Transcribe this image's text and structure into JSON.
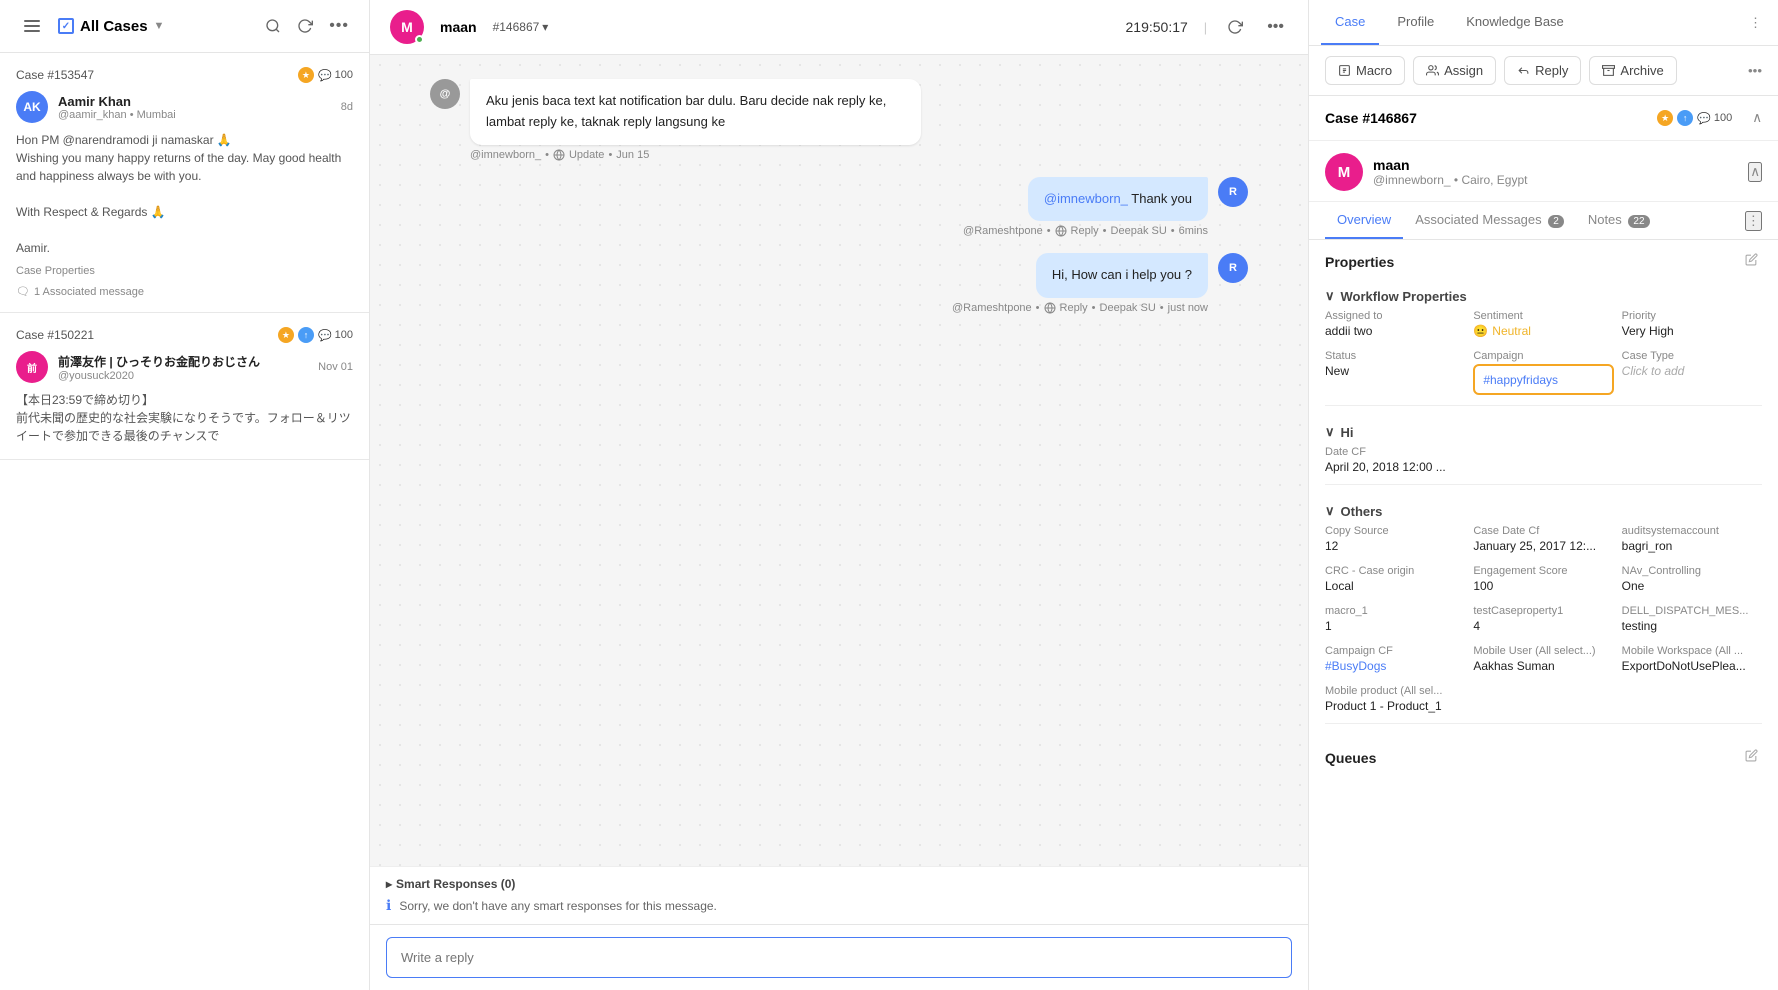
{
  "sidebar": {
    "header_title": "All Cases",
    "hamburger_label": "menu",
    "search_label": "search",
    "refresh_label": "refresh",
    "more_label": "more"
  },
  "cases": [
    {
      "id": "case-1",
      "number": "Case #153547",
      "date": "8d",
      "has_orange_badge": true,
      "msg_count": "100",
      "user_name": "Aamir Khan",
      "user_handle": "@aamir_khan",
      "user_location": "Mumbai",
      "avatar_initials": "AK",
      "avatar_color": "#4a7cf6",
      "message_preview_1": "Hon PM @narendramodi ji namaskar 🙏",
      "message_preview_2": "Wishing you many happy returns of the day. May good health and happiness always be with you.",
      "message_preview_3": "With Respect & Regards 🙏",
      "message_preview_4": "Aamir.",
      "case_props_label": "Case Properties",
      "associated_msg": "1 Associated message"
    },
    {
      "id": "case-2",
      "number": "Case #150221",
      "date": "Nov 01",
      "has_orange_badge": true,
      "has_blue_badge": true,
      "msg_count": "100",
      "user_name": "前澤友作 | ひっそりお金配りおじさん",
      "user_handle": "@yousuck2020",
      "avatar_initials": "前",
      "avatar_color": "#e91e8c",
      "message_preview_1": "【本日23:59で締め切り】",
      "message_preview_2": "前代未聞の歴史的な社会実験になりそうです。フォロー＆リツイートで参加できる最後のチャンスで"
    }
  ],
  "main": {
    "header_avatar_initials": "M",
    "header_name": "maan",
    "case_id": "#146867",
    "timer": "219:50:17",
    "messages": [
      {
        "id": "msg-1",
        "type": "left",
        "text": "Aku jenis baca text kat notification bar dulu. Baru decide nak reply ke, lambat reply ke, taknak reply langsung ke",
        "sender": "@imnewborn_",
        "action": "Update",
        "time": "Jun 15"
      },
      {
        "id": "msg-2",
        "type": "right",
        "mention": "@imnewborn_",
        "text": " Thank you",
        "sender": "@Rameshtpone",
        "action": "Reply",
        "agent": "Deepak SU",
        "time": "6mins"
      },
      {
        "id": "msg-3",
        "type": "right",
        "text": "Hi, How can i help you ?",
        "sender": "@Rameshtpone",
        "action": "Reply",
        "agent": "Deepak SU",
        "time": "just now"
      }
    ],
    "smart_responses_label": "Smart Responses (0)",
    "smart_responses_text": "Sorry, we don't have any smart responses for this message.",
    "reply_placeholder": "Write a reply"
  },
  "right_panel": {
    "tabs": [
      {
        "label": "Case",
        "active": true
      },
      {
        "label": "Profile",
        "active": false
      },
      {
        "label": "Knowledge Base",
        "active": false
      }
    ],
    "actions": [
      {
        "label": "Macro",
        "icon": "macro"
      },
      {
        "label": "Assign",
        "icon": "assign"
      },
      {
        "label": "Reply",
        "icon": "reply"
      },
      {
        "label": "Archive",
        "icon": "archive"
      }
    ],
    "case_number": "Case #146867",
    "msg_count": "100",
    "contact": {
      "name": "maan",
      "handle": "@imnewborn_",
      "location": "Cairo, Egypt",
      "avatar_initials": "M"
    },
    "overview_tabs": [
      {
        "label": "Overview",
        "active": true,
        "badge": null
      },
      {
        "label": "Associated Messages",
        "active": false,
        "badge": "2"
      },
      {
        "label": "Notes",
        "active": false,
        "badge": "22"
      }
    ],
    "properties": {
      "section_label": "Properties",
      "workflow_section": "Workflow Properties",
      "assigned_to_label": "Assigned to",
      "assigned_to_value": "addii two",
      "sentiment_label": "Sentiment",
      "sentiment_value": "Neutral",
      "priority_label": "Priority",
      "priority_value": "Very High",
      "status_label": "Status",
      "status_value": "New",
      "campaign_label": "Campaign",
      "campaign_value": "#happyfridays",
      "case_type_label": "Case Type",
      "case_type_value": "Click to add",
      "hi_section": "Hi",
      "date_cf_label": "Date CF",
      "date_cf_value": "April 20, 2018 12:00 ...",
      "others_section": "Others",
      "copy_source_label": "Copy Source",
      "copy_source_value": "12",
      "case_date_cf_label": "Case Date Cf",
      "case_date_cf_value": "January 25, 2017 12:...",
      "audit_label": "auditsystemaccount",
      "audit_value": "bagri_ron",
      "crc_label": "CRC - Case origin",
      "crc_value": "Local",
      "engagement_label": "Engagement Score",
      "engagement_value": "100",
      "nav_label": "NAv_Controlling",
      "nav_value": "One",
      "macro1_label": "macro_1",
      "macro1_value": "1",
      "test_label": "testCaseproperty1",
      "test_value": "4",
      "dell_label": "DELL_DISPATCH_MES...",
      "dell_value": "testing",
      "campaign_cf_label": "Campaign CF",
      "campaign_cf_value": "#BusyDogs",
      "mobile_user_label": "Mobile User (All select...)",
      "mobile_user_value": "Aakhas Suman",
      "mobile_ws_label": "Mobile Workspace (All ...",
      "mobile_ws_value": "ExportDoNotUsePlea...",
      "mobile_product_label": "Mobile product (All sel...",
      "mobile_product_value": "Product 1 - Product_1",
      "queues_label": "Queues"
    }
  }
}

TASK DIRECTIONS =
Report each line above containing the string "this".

ANSWER BOX =
Transcribe this image's text and structure into JSON.
    "smart_responses_text": "Sorry, we don't have any smart responses for this message.",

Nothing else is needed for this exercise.